Requirement:
In the records below, find every line with the word "WordPress" and copy it.

Data records:

·····

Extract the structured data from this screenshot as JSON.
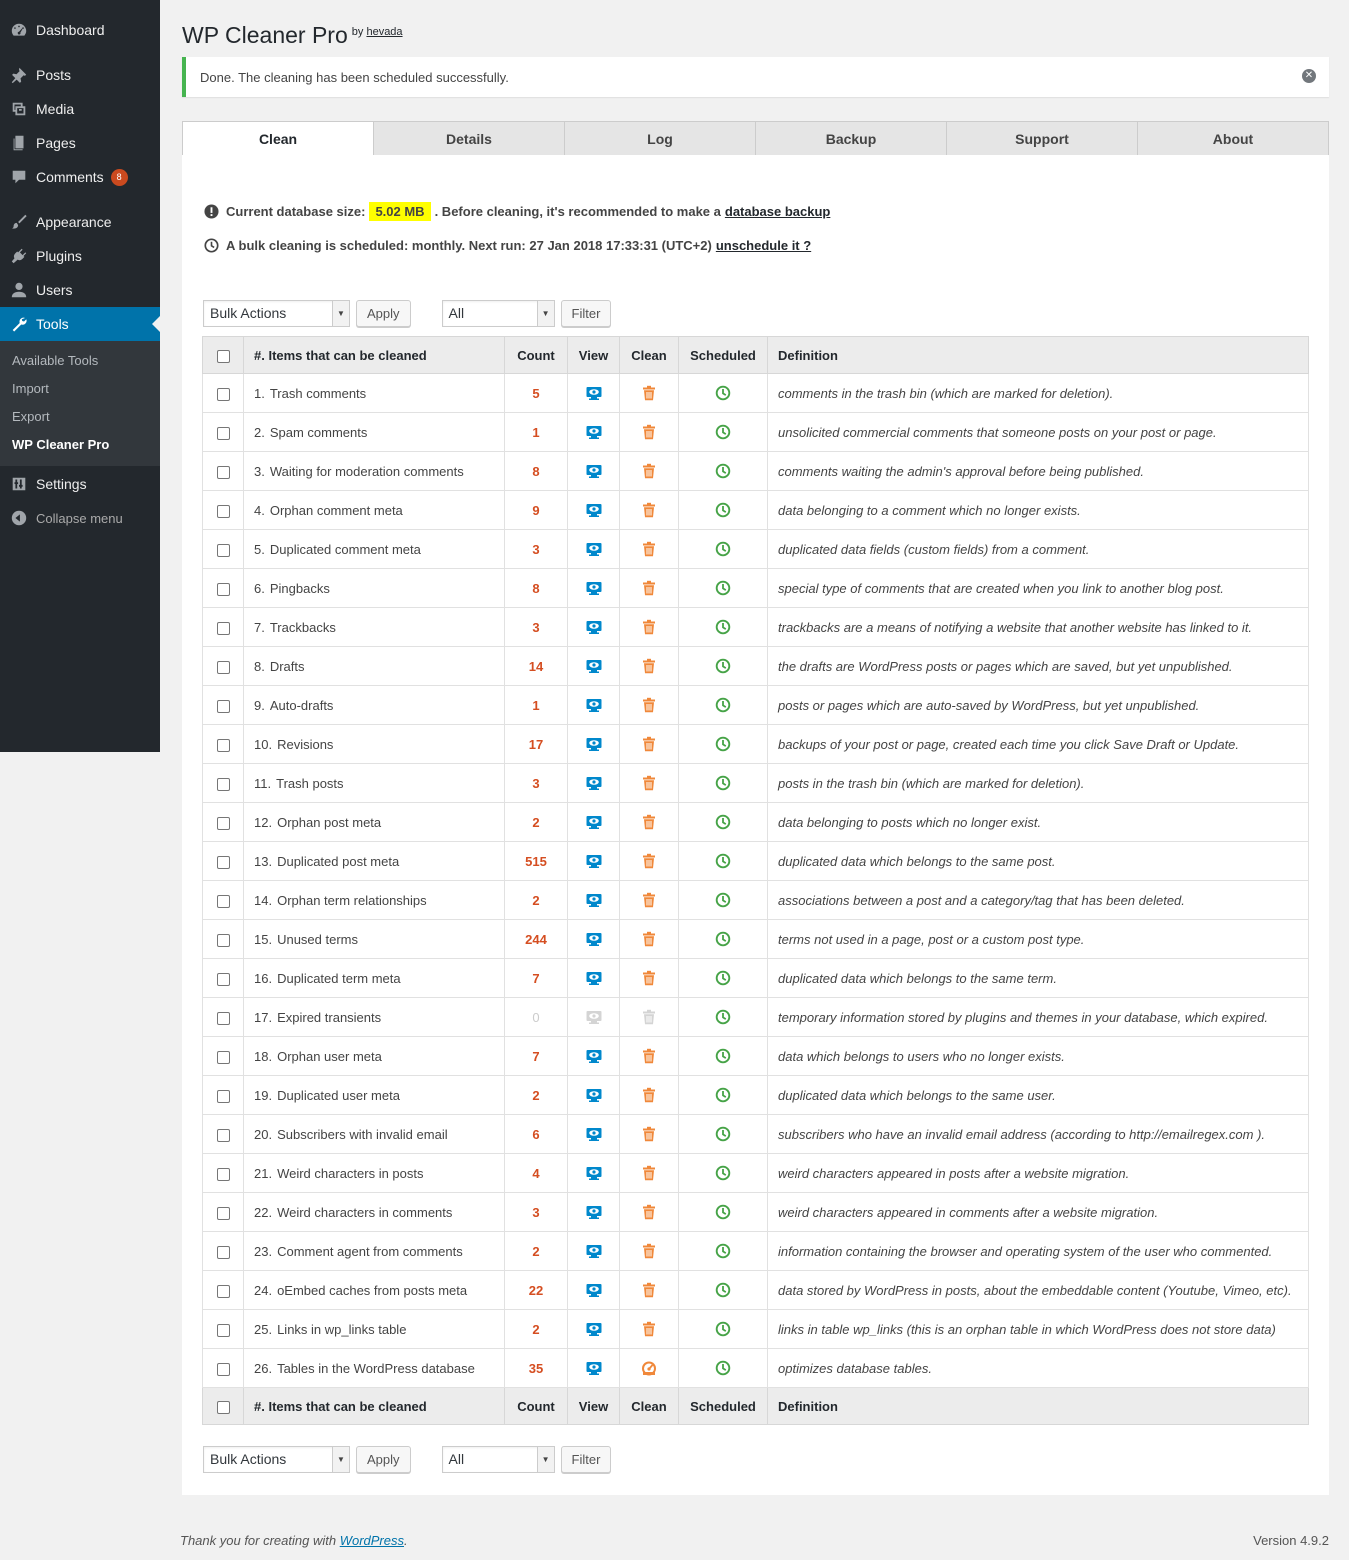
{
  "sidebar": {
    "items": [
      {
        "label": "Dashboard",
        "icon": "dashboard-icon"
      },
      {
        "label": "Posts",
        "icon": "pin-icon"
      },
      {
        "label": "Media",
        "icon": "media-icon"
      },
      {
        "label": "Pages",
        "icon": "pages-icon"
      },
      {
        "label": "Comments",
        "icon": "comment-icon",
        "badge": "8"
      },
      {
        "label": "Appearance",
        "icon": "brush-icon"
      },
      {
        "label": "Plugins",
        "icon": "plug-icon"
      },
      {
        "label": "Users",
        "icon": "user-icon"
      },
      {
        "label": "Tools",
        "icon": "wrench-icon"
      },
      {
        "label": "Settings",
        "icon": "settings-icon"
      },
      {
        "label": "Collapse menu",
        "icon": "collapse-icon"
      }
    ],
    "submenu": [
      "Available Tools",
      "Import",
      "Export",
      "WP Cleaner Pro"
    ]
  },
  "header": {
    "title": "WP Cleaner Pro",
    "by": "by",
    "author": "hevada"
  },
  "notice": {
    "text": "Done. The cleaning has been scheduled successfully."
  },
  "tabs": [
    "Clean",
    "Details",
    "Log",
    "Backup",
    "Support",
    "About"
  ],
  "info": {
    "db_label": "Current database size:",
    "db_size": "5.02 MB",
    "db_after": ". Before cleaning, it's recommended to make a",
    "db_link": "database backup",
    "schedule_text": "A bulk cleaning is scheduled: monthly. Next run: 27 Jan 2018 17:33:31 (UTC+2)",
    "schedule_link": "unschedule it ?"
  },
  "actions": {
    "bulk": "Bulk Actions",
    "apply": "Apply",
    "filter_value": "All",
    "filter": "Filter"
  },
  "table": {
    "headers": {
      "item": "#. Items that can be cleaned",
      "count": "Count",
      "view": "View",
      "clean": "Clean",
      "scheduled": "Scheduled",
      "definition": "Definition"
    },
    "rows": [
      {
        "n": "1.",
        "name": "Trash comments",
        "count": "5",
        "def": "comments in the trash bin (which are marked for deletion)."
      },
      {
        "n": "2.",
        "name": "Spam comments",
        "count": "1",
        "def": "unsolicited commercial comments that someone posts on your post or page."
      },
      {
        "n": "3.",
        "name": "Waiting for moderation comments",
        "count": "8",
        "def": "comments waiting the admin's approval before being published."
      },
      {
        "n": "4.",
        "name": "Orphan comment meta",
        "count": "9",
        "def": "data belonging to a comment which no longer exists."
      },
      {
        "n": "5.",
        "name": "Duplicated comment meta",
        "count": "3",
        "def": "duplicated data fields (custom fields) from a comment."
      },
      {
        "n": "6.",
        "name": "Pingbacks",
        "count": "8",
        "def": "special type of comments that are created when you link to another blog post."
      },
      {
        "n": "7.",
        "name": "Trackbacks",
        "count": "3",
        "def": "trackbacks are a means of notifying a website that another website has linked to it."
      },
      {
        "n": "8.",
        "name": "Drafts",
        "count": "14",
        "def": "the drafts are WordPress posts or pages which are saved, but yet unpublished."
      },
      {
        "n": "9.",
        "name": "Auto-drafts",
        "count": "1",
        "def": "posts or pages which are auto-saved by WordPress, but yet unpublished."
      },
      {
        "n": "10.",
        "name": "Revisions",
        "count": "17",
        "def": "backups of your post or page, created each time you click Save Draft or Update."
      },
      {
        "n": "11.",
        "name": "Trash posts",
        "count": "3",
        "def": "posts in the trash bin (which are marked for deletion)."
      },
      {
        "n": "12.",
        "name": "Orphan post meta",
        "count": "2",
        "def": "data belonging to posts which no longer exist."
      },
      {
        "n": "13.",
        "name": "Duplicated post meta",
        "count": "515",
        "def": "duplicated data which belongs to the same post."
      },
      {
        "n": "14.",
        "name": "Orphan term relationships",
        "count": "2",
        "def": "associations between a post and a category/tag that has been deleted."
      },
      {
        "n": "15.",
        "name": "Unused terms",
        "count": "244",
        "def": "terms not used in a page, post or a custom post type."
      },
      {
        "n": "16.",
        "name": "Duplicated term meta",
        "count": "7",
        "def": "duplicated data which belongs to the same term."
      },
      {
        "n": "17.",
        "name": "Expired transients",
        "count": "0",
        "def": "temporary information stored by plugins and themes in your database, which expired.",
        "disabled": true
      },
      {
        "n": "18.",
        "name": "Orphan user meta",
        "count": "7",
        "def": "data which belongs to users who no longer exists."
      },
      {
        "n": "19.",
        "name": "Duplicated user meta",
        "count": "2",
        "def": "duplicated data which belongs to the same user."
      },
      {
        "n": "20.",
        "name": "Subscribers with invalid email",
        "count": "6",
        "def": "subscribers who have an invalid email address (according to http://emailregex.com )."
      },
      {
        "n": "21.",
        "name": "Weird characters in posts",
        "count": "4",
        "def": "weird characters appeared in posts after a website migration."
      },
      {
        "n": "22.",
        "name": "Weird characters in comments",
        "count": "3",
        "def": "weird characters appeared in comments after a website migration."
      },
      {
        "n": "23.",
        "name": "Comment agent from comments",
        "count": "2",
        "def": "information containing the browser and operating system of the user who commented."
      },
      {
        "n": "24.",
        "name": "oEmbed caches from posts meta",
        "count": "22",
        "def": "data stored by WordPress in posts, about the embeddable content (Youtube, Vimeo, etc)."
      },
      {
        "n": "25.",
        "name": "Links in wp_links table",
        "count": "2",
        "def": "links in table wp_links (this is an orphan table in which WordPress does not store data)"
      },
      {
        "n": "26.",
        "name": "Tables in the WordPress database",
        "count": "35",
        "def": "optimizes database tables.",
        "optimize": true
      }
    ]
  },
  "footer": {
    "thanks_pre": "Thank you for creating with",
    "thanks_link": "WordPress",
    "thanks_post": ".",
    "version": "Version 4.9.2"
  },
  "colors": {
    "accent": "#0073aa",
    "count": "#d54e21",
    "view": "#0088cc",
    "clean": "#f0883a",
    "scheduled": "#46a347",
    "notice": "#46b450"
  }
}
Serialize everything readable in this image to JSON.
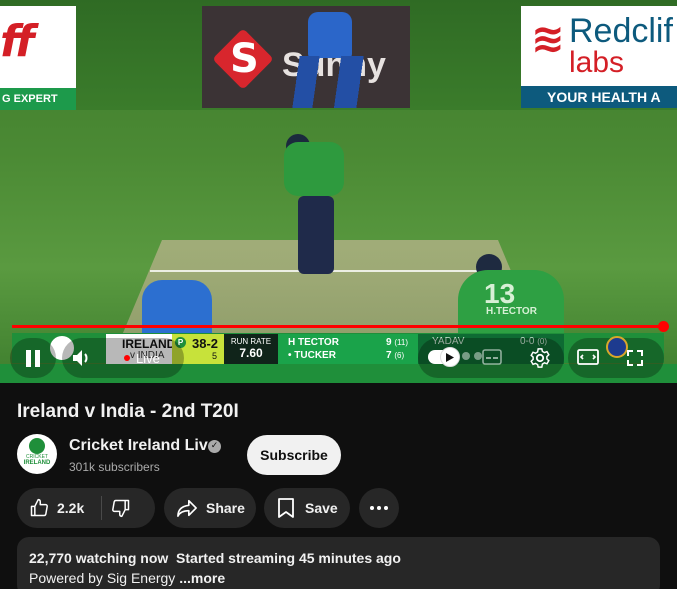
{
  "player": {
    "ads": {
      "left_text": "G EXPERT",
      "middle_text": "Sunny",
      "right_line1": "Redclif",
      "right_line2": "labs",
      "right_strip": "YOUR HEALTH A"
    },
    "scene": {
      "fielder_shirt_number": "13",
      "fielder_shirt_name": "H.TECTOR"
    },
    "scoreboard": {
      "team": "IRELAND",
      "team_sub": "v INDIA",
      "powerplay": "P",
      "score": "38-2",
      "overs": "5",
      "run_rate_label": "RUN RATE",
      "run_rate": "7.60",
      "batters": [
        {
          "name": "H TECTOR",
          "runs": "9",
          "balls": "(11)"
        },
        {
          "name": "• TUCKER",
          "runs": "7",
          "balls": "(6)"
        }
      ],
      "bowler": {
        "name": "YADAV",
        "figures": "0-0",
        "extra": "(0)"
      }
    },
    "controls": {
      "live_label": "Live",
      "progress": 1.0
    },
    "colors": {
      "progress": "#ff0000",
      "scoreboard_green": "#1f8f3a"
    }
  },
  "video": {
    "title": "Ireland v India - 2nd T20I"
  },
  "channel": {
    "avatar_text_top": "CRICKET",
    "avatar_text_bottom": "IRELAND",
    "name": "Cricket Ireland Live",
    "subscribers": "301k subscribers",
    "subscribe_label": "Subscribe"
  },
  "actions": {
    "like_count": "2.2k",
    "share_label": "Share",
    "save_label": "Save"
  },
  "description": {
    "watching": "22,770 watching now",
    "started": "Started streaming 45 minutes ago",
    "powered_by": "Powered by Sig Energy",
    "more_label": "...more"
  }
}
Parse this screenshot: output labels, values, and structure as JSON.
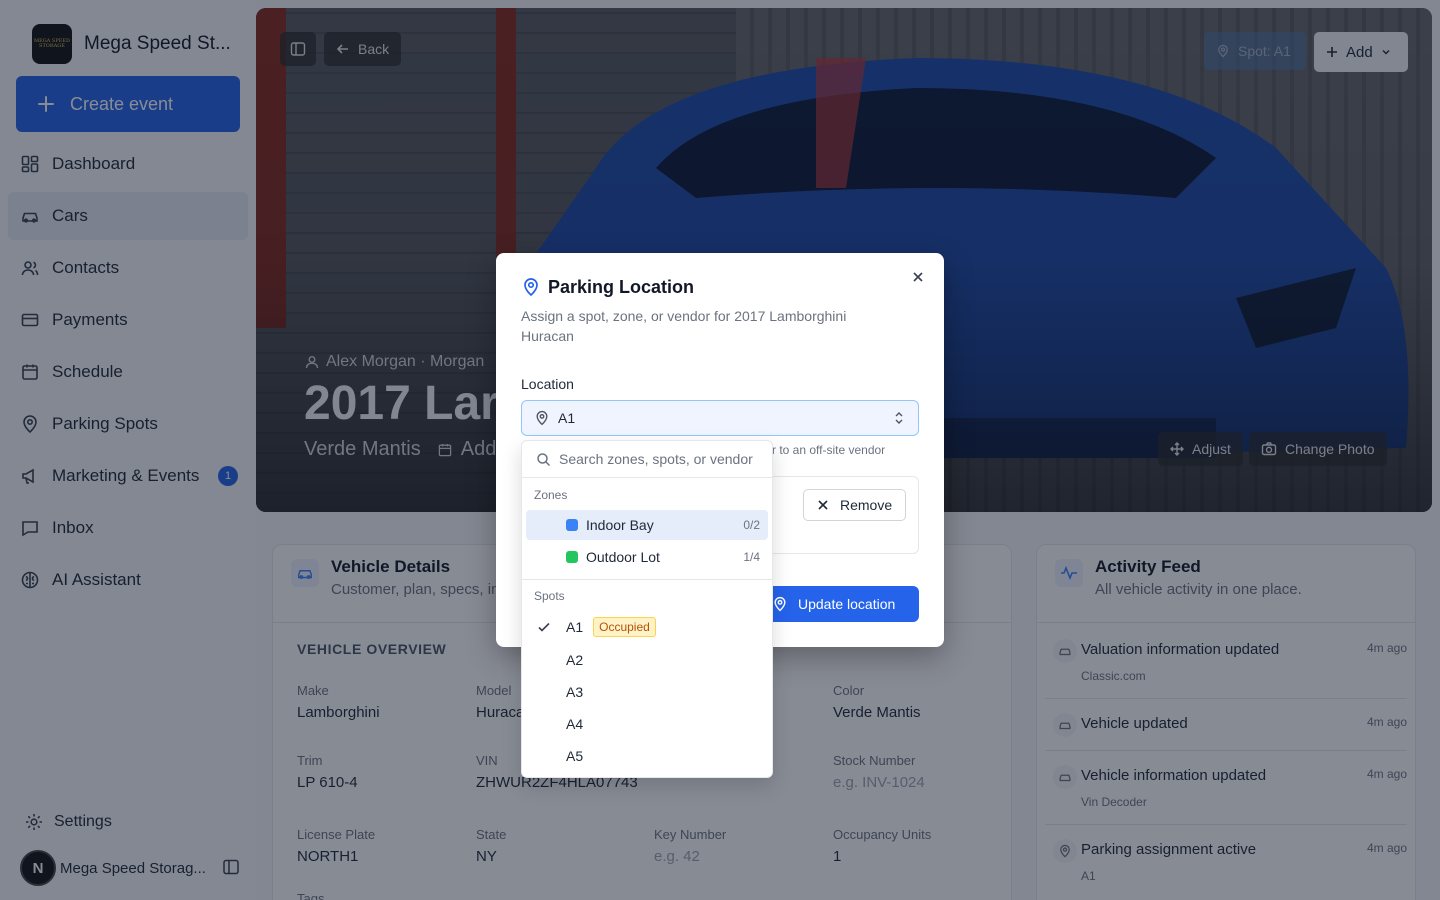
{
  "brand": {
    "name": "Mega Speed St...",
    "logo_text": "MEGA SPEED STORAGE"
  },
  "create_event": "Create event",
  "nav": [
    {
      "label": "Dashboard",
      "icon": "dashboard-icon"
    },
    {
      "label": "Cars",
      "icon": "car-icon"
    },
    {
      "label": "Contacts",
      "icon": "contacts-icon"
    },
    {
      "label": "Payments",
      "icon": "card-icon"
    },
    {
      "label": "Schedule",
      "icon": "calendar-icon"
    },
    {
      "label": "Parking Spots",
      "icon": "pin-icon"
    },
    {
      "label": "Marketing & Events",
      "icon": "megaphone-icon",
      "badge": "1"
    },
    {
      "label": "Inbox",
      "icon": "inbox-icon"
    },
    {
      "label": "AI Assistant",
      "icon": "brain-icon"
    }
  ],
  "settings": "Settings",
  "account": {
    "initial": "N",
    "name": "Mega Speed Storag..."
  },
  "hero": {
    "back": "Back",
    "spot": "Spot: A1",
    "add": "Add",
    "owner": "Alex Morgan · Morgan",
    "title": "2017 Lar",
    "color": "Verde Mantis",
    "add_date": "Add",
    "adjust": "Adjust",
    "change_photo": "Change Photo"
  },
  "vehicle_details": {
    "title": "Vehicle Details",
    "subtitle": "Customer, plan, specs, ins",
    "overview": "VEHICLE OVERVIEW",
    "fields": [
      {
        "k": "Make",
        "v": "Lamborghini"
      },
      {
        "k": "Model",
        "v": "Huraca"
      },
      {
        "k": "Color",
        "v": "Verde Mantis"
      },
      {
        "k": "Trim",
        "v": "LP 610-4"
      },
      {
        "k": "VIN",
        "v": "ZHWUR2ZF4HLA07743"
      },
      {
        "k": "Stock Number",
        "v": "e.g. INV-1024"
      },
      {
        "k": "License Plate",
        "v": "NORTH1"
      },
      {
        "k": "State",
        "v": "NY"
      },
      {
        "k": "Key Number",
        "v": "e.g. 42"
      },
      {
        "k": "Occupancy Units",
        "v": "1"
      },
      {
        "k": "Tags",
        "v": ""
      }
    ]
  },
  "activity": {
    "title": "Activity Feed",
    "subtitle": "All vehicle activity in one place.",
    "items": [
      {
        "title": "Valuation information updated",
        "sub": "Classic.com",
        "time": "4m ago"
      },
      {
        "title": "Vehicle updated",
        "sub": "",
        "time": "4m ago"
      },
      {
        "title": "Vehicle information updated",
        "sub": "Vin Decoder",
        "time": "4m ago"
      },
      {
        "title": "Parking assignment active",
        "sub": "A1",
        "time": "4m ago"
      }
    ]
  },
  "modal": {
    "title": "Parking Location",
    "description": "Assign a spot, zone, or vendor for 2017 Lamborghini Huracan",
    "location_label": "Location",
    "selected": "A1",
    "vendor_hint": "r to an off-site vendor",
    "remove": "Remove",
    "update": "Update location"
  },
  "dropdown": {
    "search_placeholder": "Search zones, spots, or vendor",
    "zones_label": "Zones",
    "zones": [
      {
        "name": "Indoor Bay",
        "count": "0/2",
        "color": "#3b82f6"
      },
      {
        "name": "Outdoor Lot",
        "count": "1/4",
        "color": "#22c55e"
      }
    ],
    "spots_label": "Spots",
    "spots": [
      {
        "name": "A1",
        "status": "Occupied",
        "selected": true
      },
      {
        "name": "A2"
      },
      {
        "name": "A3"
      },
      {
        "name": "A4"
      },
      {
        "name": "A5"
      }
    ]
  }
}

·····

Reply to the exercise:
        "def": "the drafts are WordPress posts or pages which are saved, but yet unpublished."
        "def": "posts or pages which are auto-saved by WordPress, but yet unpublished."
        "def": "data stored by WordPress in posts, about the embeddable content (Youtube, Vimeo, etc)."
        "def": "links in table wp_links (this is an orphan table in which WordPress does not store data)"
        "name": "Tables in the WordPress database",
    "thanks_link": "WordPress",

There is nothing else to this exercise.